#### [REQUIRED WORK]
Only the lines from the one with "Extract the structured" through the end of the data are wanted, copied exactly.

#### [INFORMATION PROVIDED]
#####
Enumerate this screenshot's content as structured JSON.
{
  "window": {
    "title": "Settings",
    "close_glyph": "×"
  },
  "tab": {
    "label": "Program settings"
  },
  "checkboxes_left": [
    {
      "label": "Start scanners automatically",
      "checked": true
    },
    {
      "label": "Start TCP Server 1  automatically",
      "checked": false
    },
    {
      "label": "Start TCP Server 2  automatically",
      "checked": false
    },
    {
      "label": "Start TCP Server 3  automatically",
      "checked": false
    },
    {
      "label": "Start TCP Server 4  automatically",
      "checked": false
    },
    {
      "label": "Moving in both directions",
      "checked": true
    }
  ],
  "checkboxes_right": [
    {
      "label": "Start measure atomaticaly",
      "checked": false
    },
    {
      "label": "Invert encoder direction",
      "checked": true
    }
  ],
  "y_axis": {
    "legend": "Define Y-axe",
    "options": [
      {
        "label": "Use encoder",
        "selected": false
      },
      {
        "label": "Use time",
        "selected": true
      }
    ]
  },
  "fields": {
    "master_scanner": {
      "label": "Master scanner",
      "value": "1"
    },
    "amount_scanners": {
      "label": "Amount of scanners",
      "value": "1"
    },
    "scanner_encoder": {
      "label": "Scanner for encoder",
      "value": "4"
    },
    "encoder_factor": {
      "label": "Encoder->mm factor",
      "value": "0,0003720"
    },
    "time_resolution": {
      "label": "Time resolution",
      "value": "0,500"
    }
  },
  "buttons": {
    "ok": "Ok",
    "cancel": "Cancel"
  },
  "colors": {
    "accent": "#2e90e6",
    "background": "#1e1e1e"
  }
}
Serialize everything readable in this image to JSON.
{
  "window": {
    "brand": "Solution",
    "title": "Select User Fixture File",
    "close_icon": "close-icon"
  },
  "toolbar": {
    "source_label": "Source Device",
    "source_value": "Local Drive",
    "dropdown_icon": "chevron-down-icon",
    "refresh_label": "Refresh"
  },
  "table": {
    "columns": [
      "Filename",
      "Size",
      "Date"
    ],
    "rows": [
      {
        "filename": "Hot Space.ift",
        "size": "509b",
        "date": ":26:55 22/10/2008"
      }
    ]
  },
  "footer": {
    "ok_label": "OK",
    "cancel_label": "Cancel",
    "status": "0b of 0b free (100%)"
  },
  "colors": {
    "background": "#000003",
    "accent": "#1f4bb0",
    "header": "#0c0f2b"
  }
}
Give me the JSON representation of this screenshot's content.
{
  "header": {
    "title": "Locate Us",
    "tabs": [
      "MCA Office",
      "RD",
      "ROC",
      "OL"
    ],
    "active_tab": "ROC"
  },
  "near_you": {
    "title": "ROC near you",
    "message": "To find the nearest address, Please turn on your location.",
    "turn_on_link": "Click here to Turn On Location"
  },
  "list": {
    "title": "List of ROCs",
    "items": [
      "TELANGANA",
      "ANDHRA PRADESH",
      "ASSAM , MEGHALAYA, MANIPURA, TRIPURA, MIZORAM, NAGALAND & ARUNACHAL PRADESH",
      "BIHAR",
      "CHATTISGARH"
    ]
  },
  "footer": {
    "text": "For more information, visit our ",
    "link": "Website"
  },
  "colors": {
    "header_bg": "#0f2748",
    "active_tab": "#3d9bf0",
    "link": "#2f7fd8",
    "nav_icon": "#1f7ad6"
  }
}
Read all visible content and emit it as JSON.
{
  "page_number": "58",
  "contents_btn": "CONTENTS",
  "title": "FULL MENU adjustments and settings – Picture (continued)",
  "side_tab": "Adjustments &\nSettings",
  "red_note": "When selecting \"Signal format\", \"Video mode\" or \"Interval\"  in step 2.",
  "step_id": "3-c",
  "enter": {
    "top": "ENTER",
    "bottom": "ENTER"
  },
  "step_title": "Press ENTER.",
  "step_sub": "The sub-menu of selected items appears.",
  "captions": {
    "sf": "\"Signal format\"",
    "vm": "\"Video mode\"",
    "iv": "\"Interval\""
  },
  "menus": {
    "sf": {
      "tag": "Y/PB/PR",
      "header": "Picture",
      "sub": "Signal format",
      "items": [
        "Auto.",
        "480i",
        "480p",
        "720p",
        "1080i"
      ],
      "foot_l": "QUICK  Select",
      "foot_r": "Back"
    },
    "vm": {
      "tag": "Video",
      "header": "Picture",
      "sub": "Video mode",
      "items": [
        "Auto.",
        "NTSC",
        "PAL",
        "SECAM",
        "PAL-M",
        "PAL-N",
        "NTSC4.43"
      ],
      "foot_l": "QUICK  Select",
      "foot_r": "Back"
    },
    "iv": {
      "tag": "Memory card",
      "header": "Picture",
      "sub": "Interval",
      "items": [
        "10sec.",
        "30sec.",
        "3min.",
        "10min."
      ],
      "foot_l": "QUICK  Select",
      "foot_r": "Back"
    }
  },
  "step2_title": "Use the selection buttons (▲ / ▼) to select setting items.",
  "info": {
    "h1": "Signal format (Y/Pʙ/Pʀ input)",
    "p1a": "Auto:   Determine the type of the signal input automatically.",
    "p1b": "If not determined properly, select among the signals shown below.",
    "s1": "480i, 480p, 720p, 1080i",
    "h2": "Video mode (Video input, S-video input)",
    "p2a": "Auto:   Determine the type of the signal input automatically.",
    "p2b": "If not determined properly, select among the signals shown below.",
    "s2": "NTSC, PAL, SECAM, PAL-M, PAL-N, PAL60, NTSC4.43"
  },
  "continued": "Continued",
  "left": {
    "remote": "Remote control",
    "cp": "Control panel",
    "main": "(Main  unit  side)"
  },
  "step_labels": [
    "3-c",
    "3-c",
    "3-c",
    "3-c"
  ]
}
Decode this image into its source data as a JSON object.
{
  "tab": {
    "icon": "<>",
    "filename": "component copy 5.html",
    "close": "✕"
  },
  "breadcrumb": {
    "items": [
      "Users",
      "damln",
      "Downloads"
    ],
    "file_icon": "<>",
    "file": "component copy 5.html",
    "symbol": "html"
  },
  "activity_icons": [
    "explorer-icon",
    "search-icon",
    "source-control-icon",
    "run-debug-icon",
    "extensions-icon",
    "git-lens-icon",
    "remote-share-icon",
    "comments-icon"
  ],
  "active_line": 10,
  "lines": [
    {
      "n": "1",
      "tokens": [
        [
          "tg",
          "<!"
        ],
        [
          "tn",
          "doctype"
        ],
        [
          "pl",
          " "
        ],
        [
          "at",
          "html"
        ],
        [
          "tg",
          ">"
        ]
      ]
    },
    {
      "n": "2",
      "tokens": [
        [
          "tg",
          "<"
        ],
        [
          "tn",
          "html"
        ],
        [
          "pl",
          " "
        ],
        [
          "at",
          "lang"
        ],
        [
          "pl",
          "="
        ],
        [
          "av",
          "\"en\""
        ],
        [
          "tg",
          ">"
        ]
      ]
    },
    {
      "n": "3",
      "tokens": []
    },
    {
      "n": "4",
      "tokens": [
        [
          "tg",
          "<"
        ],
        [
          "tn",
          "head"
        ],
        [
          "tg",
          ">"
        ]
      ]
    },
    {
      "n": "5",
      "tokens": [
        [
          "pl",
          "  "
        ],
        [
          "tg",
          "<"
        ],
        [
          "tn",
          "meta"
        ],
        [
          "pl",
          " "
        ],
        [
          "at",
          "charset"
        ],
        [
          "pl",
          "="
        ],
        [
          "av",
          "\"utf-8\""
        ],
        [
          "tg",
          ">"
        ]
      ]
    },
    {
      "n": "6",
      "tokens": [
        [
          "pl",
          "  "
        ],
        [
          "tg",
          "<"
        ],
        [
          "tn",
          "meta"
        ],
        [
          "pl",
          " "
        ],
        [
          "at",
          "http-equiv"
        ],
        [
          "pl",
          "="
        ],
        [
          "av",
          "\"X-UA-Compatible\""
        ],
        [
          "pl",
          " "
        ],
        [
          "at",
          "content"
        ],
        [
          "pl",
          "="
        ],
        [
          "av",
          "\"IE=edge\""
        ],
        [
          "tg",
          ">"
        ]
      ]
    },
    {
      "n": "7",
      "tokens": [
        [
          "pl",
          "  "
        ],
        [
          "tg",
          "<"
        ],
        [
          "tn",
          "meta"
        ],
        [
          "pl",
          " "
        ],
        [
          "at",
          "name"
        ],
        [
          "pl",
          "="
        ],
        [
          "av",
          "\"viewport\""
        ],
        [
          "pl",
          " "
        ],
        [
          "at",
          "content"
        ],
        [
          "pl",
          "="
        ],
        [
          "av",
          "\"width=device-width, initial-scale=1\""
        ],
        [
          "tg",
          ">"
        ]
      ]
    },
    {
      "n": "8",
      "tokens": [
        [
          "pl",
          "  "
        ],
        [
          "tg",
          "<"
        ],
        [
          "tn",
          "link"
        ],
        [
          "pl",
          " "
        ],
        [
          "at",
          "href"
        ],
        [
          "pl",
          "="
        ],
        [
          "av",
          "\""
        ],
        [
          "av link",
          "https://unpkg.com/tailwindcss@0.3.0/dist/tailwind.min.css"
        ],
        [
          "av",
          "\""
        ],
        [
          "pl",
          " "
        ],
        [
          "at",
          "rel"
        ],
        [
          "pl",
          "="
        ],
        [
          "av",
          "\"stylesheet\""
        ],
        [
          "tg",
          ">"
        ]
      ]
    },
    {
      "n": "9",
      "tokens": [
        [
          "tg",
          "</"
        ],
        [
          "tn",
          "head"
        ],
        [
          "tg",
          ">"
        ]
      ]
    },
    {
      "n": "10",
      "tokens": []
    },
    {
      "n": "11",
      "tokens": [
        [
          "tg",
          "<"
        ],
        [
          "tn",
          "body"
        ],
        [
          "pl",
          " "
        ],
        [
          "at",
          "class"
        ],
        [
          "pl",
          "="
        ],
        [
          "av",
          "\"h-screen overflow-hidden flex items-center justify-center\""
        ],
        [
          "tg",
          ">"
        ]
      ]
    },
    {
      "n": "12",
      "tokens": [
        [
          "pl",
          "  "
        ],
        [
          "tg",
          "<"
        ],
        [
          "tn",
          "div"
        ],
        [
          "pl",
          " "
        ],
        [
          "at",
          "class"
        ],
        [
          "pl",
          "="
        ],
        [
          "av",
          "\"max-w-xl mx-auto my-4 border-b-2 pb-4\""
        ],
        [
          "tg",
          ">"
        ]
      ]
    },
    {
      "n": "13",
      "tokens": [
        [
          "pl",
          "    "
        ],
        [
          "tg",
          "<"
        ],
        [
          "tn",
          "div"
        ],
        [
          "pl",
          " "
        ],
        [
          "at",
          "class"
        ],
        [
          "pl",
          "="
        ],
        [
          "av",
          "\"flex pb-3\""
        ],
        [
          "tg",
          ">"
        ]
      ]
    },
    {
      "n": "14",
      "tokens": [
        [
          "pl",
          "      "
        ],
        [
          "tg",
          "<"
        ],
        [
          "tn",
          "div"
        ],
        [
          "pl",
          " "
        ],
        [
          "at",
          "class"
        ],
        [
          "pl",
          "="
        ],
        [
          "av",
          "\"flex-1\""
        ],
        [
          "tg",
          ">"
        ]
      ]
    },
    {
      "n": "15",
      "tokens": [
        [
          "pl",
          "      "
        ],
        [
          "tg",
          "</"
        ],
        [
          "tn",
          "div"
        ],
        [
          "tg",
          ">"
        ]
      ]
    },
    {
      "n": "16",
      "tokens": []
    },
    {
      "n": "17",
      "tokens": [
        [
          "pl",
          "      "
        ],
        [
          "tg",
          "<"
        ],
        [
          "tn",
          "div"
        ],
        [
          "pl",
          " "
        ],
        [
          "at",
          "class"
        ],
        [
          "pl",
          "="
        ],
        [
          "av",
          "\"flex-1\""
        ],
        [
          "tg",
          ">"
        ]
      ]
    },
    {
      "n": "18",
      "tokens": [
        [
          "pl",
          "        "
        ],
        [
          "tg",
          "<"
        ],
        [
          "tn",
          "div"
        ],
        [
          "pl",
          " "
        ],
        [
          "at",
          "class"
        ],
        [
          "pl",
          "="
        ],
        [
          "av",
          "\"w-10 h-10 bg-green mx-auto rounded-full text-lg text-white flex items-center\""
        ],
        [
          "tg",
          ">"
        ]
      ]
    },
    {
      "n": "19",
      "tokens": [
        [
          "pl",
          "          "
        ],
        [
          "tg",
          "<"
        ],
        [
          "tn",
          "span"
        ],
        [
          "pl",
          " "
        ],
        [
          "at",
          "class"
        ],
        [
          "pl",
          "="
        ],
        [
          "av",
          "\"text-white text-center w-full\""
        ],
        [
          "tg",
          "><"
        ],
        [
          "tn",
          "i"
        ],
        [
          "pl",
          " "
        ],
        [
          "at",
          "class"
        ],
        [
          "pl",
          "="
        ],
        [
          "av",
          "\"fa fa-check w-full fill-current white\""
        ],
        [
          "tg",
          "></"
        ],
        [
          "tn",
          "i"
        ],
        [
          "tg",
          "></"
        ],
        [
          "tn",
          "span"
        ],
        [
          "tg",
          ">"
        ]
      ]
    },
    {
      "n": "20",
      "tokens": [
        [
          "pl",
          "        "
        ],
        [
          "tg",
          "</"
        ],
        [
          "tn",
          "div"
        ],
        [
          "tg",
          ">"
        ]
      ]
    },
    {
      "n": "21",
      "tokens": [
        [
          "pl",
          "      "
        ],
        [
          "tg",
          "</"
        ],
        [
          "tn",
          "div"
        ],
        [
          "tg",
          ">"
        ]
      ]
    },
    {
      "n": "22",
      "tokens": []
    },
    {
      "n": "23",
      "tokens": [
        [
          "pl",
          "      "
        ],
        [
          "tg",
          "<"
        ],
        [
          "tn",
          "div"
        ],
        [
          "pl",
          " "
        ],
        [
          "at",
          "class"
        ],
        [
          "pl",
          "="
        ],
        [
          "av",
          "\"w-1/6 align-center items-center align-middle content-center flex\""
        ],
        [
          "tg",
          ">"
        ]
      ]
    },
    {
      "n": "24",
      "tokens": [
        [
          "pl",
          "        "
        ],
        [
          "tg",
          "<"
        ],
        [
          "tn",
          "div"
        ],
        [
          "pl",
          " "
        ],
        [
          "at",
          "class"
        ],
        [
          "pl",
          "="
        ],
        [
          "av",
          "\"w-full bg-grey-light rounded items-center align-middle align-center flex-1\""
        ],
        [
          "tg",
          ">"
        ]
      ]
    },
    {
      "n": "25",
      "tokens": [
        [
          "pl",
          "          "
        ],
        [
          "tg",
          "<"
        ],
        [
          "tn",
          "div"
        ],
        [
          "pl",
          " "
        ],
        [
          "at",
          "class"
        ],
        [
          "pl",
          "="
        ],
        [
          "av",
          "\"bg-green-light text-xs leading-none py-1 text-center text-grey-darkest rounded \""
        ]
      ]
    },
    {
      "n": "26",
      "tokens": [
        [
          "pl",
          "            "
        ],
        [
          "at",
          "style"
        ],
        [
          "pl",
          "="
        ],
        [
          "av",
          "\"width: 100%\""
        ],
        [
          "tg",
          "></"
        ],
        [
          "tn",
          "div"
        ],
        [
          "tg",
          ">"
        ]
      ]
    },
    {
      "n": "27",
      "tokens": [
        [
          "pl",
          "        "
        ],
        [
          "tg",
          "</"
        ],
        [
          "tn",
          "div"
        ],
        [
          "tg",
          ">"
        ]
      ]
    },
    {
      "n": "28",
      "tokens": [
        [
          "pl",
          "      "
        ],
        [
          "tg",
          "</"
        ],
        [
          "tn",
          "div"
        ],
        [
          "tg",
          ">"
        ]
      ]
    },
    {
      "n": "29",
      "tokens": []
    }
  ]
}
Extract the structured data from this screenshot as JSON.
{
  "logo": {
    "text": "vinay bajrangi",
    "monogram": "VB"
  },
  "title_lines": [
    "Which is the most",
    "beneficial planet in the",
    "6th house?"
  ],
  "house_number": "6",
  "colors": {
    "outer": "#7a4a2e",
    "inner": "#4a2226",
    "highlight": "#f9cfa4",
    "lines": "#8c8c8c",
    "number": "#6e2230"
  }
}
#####
#### [ANSWER TO THE PROBLEM]
Extract the structured data from this screenshot as JSON.
{
  "logo": {
    "text": "vinay bajrangi",
    "monogram": "VB"
  },
  "title_lines": [
    "Which is the most",
    "beneficial planet in the",
    "6th house?"
  ],
  "house_number": "6",
  "colors": {
    "outer": "#7a4a2e",
    "inner": "#4a2226",
    "highlight": "#f9cfa4",
    "lines": "#8c8c8c",
    "number": "#6e2230"
  }
}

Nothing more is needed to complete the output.